[Working data Boundary: Start]
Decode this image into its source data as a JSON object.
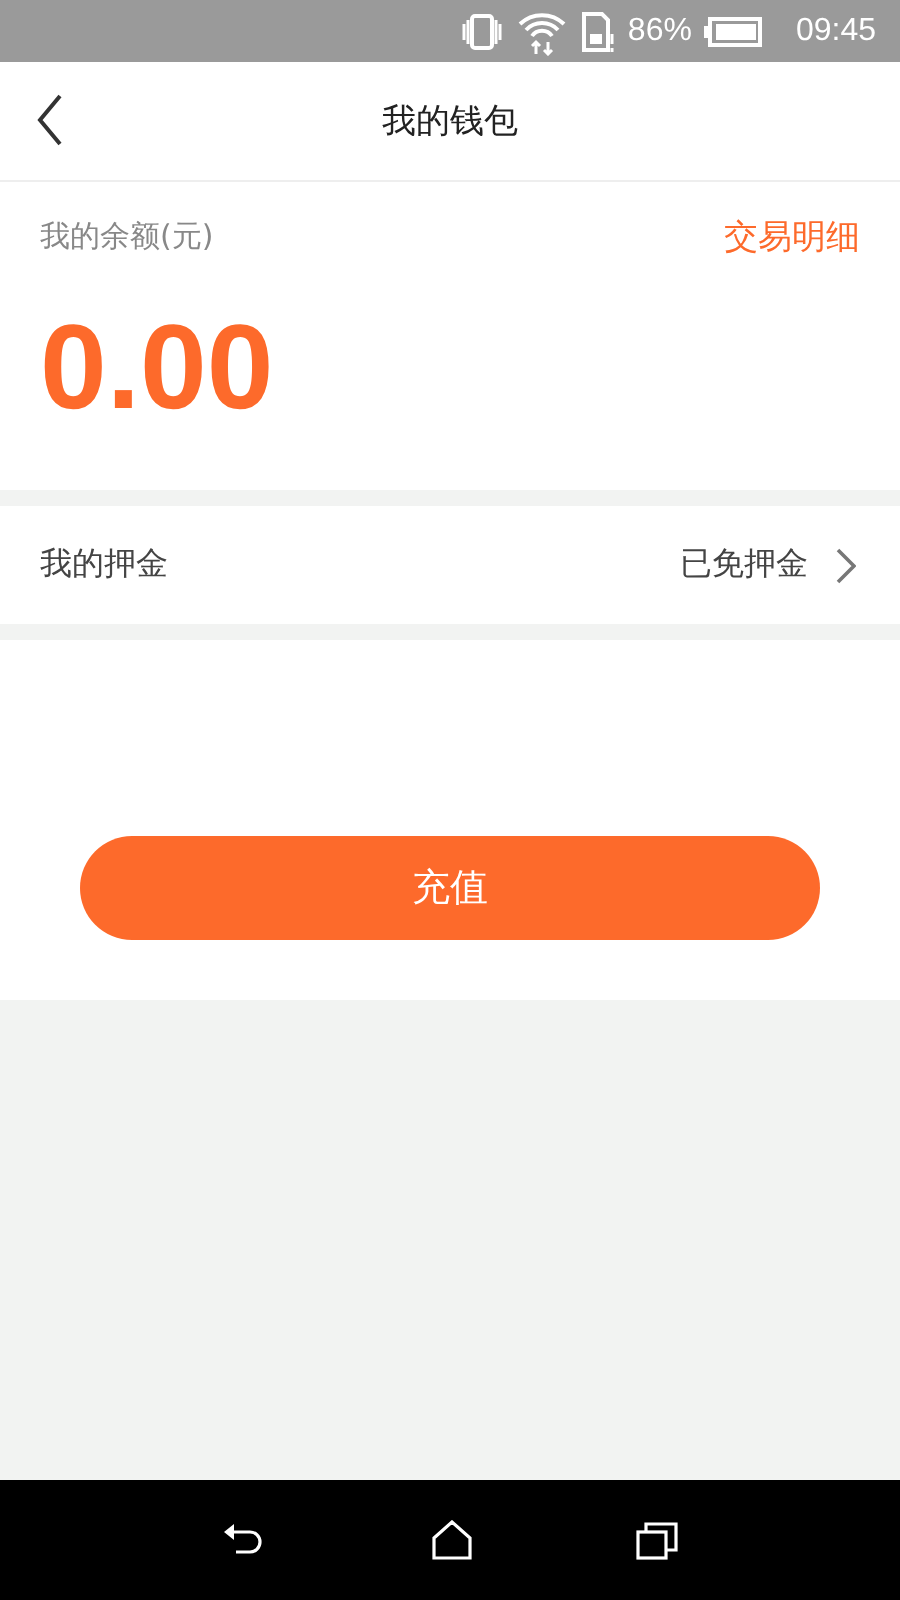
{
  "status_bar": {
    "battery": "86%",
    "time": "09:45"
  },
  "header": {
    "title": "我的钱包"
  },
  "balance": {
    "label": "我的余额(元)",
    "link": "交易明细",
    "amount": "0.00"
  },
  "deposit": {
    "label": "我的押金",
    "value": "已免押金"
  },
  "recharge_button": "充值"
}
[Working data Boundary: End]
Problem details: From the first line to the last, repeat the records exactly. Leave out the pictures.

Response to the task:
Decode this image into its source data as a JSON object.
{
  "status_bar": {
    "battery": "86%",
    "time": "09:45"
  },
  "header": {
    "title": "我的钱包"
  },
  "balance": {
    "label": "我的余额(元)",
    "link": "交易明细",
    "amount": "0.00"
  },
  "deposit": {
    "label": "我的押金",
    "value": "已免押金"
  },
  "recharge_button": "充值"
}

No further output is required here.